◆ Work item ◆
Copy all lines in the data that contain the string "Agent".

(Excerpts from an interface dataset)
****

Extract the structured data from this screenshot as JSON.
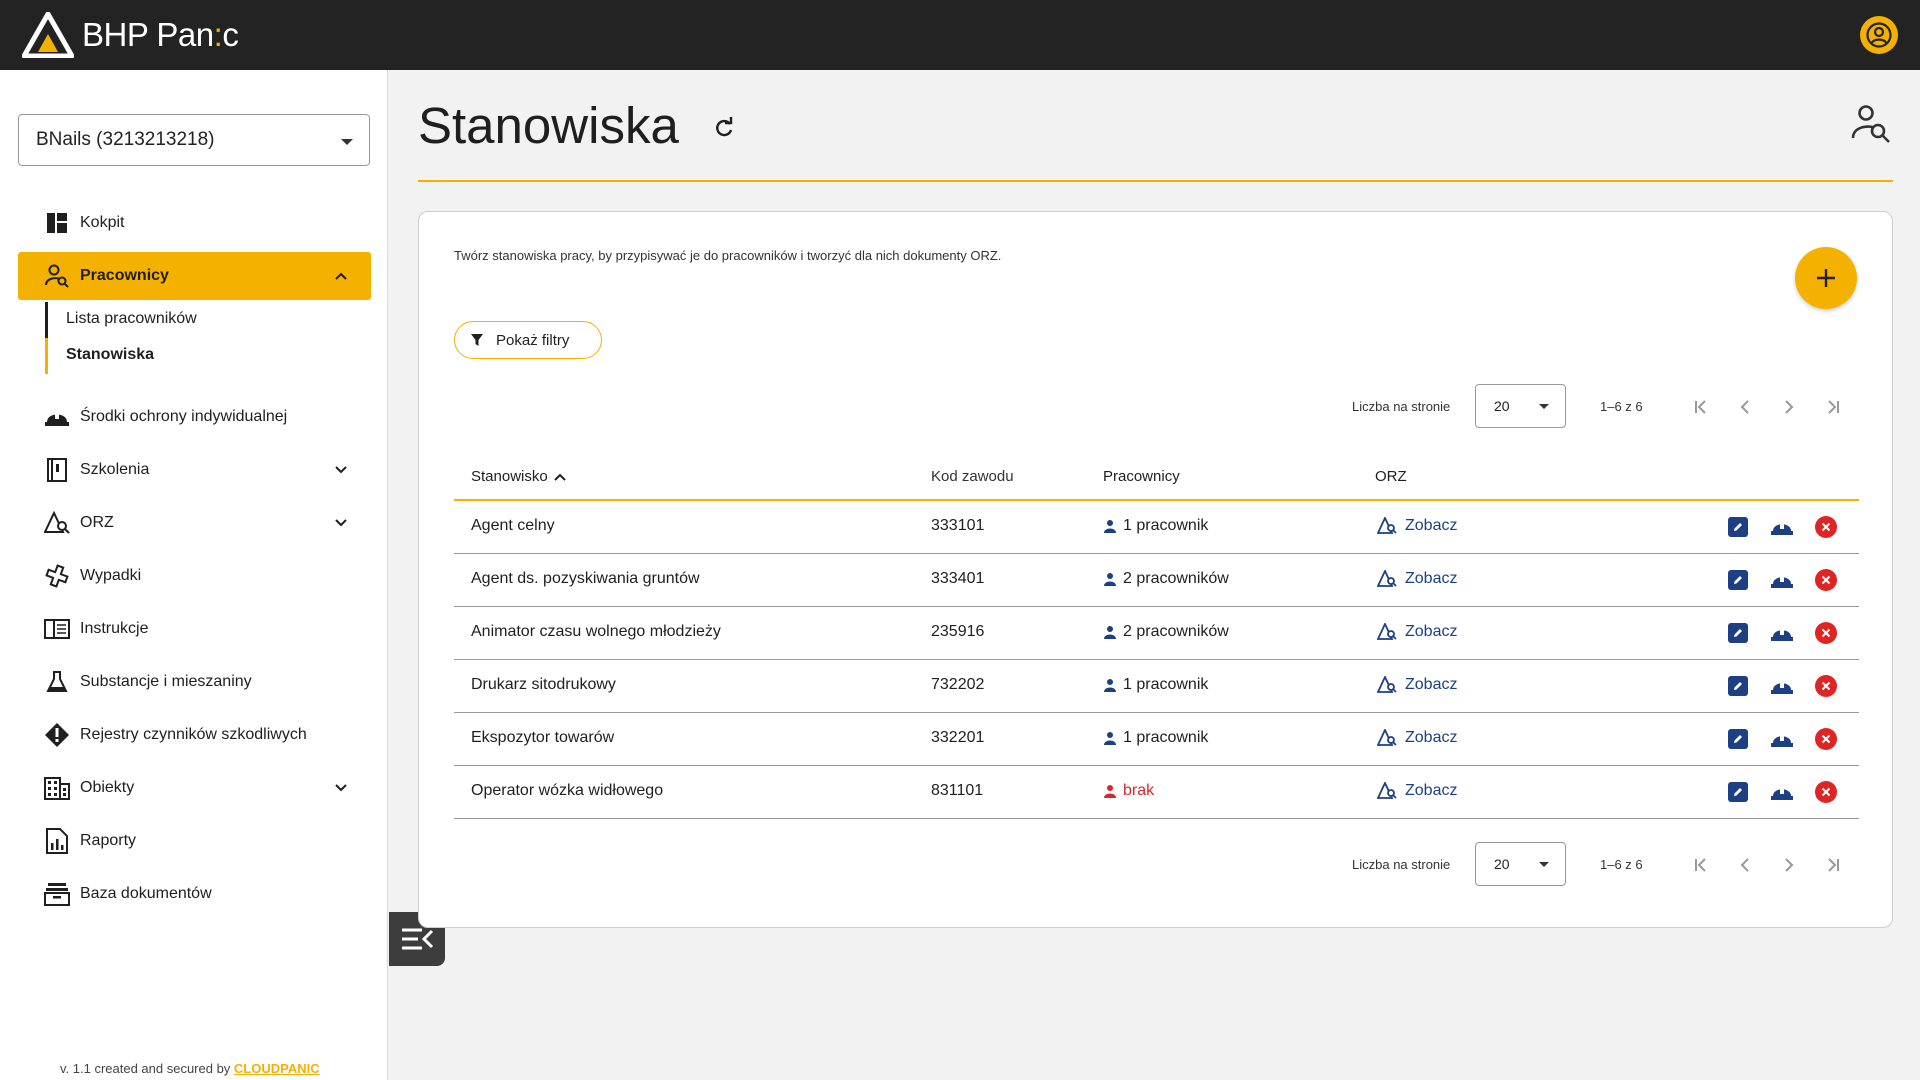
{
  "app": {
    "logo_text_before": "BHP Pan",
    "logo_colon": ":",
    "logo_text_after": "c"
  },
  "sidebar": {
    "company": "BNails (3213213218)",
    "items": [
      {
        "label": "Kokpit",
        "icon": "dashboard-icon"
      },
      {
        "label": "Pracownicy",
        "icon": "employee-search-icon",
        "active": true,
        "expanded": true
      },
      {
        "label": "Środki ochrony indywidualnej",
        "icon": "helmet-icon"
      },
      {
        "label": "Szkolenia",
        "icon": "book-icon",
        "expandable": true
      },
      {
        "label": "ORZ",
        "icon": "risk-icon",
        "expandable": true
      },
      {
        "label": "Wypadki",
        "icon": "medical-icon"
      },
      {
        "label": "Instrukcje",
        "icon": "instruction-icon"
      },
      {
        "label": "Substancje i mieszaniny",
        "icon": "flask-icon"
      },
      {
        "label": "Rejestry czynników szkodliwych",
        "icon": "warning-icon"
      },
      {
        "label": "Obiekty",
        "icon": "building-icon",
        "expandable": true
      },
      {
        "label": "Raporty",
        "icon": "report-icon"
      },
      {
        "label": "Baza dokumentów",
        "icon": "archive-icon"
      }
    ],
    "sub_items": [
      "Lista pracowników",
      "Stanowiska"
    ],
    "footer_prefix": "v. 1.1 created and secured by ",
    "footer_brand": "CLOUDPANIC"
  },
  "main": {
    "title": "Stanowiska",
    "description": "Twórz stanowiska pracy, by przypisywać je do pracowników i tworzyć dla nich dokumenty ORZ.",
    "filter_label": "Pokaż filtry",
    "pager": {
      "label": "Liczba na stronie",
      "per_page": "20",
      "range": "1–6 z 6"
    },
    "table": {
      "headers": [
        "Stanowisko",
        "Kod zawodu",
        "Pracownicy",
        "ORZ"
      ],
      "rows": [
        {
          "name": "Agent celny",
          "code": "333101",
          "employees": "1 pracownik",
          "orz": "Zobacz"
        },
        {
          "name": "Agent ds. pozyskiwania gruntów",
          "code": "333401",
          "employees": "2 pracowników",
          "orz": "Zobacz"
        },
        {
          "name": "Animator czasu wolnego młodzieży",
          "code": "235916",
          "employees": "2 pracowników",
          "orz": "Zobacz"
        },
        {
          "name": "Drukarz sitodrukowy",
          "code": "732202",
          "employees": "1 pracownik",
          "orz": "Zobacz"
        },
        {
          "name": "Ekspozytor towarów",
          "code": "332201",
          "employees": "1 pracownik",
          "orz": "Zobacz"
        },
        {
          "name": "Operator wózka widłowego",
          "code": "831101",
          "employees": "brak",
          "orz": "Zobacz"
        }
      ]
    }
  },
  "colors": {
    "accent": "#f5b100",
    "topbar": "#232323",
    "link": "#1d3f83",
    "danger": "#e02424"
  }
}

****

◆ Exercise answer ◆
          "name": "Agent celny",
          "name": "Agent ds. pozyskiwania gruntów",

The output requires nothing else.